  1. In reading #1, Jean Burgess outlines a theory of “cultural citizenship”:  online “vernacular creativity” allows individuals to articulate and network their voices around cultural and political identities and issues.  Are there ways in which you observe practices of online vernacular creativity connected to some sense of “citizenship,” i.e. discourses connecting the individual with the communal?  This might be in the form of YouTube videos, Twitter posts, Instagram feeds, what else?  From friends?  Yourself?
  1. From Production & Circulation, Youth & Participatory Politics Research Network.

    From Production & Circulation, Youth & Participatory Politics Research Network.

    What are some important findings about youth and “new media participatory politics” summarized in reading #2?  What’s your perspective on the proposition that the emergence of a participatory internet culture among young people has the potential to cross over to political communication?

  1. Of the range of postings that circulate through your social media networks, do you observe media that is “political”?  Examples?  In your social media flow, how are discourses of the “individual” and the “common good” expressed?  Try to find something relevant to these questions to share in class.

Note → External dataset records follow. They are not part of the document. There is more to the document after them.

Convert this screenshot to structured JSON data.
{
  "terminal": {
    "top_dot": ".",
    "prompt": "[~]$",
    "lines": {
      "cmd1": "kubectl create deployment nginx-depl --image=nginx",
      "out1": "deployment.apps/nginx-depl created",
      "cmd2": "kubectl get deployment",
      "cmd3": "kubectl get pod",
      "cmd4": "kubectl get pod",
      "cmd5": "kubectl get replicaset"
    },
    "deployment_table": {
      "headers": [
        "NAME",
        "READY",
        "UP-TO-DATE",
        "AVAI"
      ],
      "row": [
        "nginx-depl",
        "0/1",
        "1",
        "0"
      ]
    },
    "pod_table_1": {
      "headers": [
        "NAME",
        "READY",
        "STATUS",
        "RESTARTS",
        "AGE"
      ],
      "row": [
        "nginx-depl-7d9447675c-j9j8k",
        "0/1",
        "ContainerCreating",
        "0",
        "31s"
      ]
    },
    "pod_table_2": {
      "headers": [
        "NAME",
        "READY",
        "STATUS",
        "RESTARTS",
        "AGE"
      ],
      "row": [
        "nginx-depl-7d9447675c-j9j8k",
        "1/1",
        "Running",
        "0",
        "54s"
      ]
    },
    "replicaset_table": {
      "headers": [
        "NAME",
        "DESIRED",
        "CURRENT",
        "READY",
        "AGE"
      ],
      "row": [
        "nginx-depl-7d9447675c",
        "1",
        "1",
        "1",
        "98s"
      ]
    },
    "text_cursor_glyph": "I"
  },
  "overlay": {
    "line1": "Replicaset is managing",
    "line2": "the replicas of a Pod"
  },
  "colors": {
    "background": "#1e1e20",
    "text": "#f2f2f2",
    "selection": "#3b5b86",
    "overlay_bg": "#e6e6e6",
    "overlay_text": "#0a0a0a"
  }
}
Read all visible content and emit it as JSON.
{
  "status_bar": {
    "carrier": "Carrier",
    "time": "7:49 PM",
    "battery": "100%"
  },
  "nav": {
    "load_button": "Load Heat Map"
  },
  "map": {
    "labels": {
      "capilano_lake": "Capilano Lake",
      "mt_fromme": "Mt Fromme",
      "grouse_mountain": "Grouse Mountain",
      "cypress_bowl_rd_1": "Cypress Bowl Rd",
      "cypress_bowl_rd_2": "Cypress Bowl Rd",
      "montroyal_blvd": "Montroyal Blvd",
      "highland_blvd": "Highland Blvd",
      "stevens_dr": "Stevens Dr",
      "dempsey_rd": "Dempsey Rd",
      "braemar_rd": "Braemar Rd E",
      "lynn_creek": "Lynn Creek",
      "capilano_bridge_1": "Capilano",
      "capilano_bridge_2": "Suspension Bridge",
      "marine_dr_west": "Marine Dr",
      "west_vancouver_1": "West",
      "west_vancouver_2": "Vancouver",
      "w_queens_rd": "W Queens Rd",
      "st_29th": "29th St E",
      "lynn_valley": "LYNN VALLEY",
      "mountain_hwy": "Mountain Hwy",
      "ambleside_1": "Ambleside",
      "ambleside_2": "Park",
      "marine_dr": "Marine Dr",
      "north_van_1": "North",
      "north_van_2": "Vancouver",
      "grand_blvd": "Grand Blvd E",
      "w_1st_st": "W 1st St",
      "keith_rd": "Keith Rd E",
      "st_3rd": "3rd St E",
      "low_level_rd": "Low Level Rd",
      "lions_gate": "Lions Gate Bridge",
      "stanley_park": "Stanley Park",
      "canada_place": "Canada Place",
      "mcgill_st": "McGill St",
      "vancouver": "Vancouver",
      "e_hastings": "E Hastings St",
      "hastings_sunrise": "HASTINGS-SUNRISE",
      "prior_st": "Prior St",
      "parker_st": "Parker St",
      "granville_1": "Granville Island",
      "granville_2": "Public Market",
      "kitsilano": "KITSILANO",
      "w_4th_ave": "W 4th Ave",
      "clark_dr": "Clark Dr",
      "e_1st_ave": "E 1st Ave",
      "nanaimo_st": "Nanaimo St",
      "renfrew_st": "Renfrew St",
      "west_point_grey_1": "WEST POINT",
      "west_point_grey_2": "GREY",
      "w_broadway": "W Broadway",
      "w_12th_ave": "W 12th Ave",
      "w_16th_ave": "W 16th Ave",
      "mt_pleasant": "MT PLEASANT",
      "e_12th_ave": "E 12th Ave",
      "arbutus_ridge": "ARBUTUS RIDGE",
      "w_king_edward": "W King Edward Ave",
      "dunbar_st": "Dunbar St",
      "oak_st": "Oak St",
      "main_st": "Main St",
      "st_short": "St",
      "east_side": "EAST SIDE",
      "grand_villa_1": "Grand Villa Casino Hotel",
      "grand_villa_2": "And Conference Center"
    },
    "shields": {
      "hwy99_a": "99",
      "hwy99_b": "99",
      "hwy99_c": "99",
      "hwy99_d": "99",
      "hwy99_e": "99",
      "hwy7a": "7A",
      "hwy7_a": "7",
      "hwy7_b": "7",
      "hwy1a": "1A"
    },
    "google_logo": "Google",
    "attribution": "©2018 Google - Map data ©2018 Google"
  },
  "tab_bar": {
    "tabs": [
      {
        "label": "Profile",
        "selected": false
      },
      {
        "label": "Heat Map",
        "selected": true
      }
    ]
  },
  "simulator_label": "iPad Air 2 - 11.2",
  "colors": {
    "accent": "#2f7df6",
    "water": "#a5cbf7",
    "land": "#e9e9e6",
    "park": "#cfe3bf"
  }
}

Written assignments are single-spaced & typed in Times New Roman or Arial (size 12 font), 1-inch margins all around. Remember to proofread. Include a heading (single-spaced) that includes name, date, assignment title.  Turn in as a paper document.